For the legislative session that starts Jan. 8, the Big Tent Coalition said it would continue fighting to ensure that people who want to leave nursing homes can get services in the community.
“This is about choice, freedom and independence,” said coalition spokeswoman Shannon Jones.
The coalition also will fight for an increase in the state minimum wage of $2.65 per hour, which is the lowest of the 43 states that have a state minimum wage.
Andy Sanchez, executive secretary of the Kansas AFL-CIO, said the state should raise its minimum wage to the same as the federal level, $5.15 per hour.
“Raising the minimum wage rate is about treating workers with dignity and respect so that they can hold their heads up high,” Sanchez said.
The state minimum wage applies to some 24,000 employees not covered by the regulations of the federal minimum wage, according to the U.S. Department of Labor. Officials say many of these employees work for “mom-and-pop” restaurants.
Efforts to increase the state minimum wage in the past in the Kansas Legislature have been defeated by business interests.
The Big Tent Coalition also called for:
¢ Requiring private insurers to provide equal coverage of both mental and physical illnesses.
¢ Examination of the adequacy of mental health services statewide.
¢ Exemption from the death penalty of offenders with significant cognitive disabilities.
¢ Restricting the use of seclusion and restraint used on special education students.

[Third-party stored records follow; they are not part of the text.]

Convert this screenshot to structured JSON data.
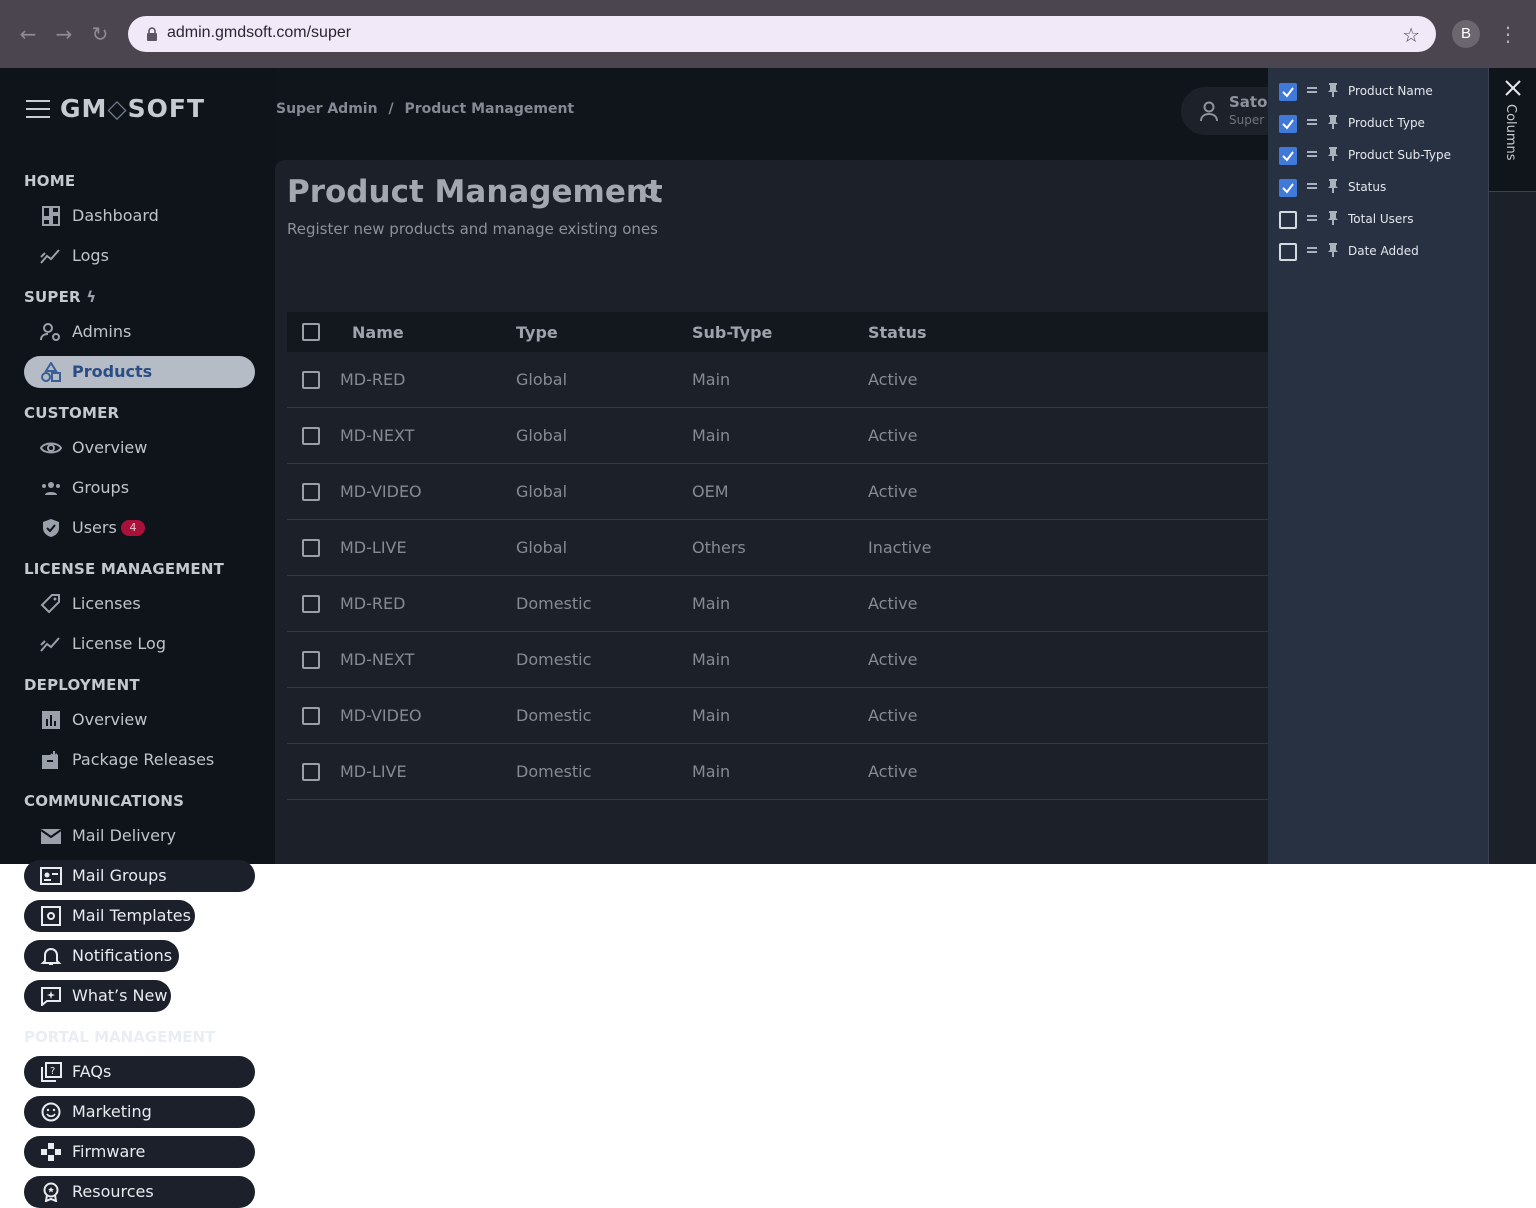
{
  "browser": {
    "url": "admin.gmdsoft.com/super",
    "profile_initial": "B"
  },
  "app": {
    "brand": "GMDSOFT",
    "breadcrumb": [
      "Super Admin",
      "/",
      "Product Management"
    ],
    "user": {
      "name": "Sator",
      "role": "Super A"
    }
  },
  "sidebar": {
    "sections": [
      {
        "title": "HOME",
        "items": [
          {
            "label": "Dashboard",
            "icon": "dashboard-icon"
          },
          {
            "label": "Logs",
            "icon": "chart-line-icon"
          }
        ]
      },
      {
        "title": "SUPER",
        "title_icon": "bolt-icon",
        "items": [
          {
            "label": "Admins",
            "icon": "admin-user-icon"
          },
          {
            "label": "Products",
            "icon": "shapes-icon",
            "active": true
          }
        ]
      },
      {
        "title": "CUSTOMER",
        "items": [
          {
            "label": "Overview",
            "icon": "eye-icon"
          },
          {
            "label": "Groups",
            "icon": "groups-icon"
          },
          {
            "label": "Users",
            "icon": "shield-check-icon",
            "badge": "4"
          }
        ]
      },
      {
        "title": "LICENSE MANAGEMENT",
        "items": [
          {
            "label": "Licenses",
            "icon": "key-tag-icon"
          },
          {
            "label": "License Log",
            "icon": "chart-line-icon"
          }
        ]
      },
      {
        "title": "DEPLOYMENT",
        "items": [
          {
            "label": "Overview",
            "icon": "bar-chart-icon"
          },
          {
            "label": "Package Releases",
            "icon": "package-download-icon"
          }
        ]
      },
      {
        "title": "COMMUNICATIONS",
        "items": [
          {
            "label": "Mail Delivery",
            "icon": "mail-icon"
          },
          {
            "label": "Mail Groups",
            "icon": "contact-card-icon"
          },
          {
            "label": "Mail Templates",
            "icon": "template-gear-icon"
          },
          {
            "label": "Notifications",
            "icon": "bell-icon"
          },
          {
            "label": "What’s New",
            "icon": "sparkle-chat-icon"
          }
        ]
      },
      {
        "title": "PORTAL MANAGEMENT",
        "items": [
          {
            "label": "FAQs",
            "icon": "faq-icon"
          },
          {
            "label": "Marketing",
            "icon": "smile-icon"
          },
          {
            "label": "Firmware",
            "icon": "gamepad-icon"
          },
          {
            "label": "Resources",
            "icon": "award-icon"
          }
        ]
      }
    ]
  },
  "page": {
    "title": "Product Management",
    "subtitle": "Register new products and manage existing ones"
  },
  "table": {
    "columns": [
      "Name",
      "Type",
      "Sub-Type",
      "Status"
    ],
    "rows": [
      [
        "MD-RED",
        "Global",
        "Main",
        "Active"
      ],
      [
        "MD-NEXT",
        "Global",
        "Main",
        "Active"
      ],
      [
        "MD-VIDEO",
        "Global",
        "OEM",
        "Active"
      ],
      [
        "MD-LIVE",
        "Global",
        "Others",
        "Inactive"
      ],
      [
        "MD-RED",
        "Domestic",
        "Main",
        "Active"
      ],
      [
        "MD-NEXT",
        "Domestic",
        "Main",
        "Active"
      ],
      [
        "MD-VIDEO",
        "Domestic",
        "Main",
        "Active"
      ],
      [
        "MD-LIVE",
        "Domestic",
        "Main",
        "Active"
      ]
    ]
  },
  "columns_panel": {
    "tab_label": "Columns",
    "items": [
      {
        "label": "Product Name",
        "checked": true
      },
      {
        "label": "Product Type",
        "checked": true
      },
      {
        "label": "Product Sub-Type",
        "checked": true
      },
      {
        "label": "Status",
        "checked": true
      },
      {
        "label": "Total Users",
        "checked": false
      },
      {
        "label": "Date Added",
        "checked": false
      }
    ]
  }
}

¢ Increased funding to take care of 1,200 Kansans with developmental disabilities who are on waiting lists to get home- and community-based services.